• Records from a data collection
━━━━━━━━

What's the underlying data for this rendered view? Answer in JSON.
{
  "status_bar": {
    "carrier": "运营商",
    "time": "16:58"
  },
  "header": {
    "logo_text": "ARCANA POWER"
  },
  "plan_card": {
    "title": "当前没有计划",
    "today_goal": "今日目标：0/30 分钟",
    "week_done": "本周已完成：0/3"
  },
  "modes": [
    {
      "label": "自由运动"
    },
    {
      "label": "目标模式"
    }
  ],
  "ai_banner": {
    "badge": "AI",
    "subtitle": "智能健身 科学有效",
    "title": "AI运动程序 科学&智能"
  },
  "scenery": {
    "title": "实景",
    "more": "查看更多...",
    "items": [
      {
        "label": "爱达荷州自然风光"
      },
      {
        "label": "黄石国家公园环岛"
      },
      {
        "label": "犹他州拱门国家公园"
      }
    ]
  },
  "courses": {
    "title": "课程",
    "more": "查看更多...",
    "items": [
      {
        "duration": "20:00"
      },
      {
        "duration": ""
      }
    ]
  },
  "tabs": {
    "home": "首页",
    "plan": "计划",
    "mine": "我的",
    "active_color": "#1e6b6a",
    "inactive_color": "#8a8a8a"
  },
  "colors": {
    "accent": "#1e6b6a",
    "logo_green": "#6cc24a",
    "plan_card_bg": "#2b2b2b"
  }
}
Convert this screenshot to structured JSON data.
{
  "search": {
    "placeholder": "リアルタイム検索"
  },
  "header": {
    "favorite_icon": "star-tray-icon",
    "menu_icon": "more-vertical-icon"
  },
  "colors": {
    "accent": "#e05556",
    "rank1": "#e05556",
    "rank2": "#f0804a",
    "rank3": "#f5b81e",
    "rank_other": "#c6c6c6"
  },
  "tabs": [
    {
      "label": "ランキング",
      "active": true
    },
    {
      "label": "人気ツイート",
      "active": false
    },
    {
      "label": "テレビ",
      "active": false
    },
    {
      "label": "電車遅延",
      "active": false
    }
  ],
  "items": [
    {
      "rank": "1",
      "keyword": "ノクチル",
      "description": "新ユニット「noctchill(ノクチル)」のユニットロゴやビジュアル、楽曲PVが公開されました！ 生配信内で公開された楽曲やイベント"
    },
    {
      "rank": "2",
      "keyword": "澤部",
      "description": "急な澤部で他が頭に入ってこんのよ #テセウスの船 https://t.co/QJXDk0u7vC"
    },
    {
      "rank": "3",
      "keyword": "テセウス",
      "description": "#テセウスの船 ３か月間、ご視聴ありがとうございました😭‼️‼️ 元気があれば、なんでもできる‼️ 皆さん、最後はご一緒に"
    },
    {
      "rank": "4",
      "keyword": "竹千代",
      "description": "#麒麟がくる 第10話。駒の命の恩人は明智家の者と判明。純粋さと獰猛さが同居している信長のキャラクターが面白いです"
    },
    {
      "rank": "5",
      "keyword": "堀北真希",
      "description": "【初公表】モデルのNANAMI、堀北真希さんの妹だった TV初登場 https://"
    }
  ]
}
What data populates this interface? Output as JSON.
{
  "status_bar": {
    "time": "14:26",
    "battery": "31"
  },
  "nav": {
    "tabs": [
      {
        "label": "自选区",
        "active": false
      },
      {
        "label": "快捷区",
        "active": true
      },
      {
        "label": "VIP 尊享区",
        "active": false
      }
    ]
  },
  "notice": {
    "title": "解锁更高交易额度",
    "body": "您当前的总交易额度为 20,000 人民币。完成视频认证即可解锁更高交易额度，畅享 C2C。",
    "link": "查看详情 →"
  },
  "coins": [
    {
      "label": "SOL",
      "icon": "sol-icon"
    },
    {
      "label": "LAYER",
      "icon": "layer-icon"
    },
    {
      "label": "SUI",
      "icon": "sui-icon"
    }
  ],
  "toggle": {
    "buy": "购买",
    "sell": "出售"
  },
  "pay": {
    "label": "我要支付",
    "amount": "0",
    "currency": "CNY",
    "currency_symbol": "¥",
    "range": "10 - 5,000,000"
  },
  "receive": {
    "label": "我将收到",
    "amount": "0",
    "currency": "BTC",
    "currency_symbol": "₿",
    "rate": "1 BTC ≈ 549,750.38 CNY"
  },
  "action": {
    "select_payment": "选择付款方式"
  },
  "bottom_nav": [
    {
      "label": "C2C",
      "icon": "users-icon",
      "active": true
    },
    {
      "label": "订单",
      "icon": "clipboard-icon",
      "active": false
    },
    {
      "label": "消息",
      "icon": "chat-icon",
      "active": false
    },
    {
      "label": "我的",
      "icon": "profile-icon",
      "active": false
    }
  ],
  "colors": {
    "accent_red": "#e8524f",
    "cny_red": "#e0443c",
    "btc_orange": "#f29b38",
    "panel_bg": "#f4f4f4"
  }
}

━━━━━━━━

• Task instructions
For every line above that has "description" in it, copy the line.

• Output
      "description": "新ユニット「noctchill(ノクチル)」のユニットロゴやビジュアル、楽曲PVが公開されました！ 生配信内で公開された楽曲やイベント"
      "description": "急な澤部で他が頭に入ってこんのよ #テセウスの船 https://t.co/QJXDk0u7vC"
      "description": "#テセウスの船 ３か月間、ご視聴ありがとうございました😭‼️‼️ 元気があれば、なんでもできる‼️ 皆さん、最後はご一緒に"
      "description": "#麒麟がくる 第10話。駒の命の恩人は明智家の者と判明。純粋さと獰猛さが同居している信長のキャラクターが面白いです"
      "description": "【初公表】モデルのNANAMI、堀北真希さんの妹だった TV初登場 https://"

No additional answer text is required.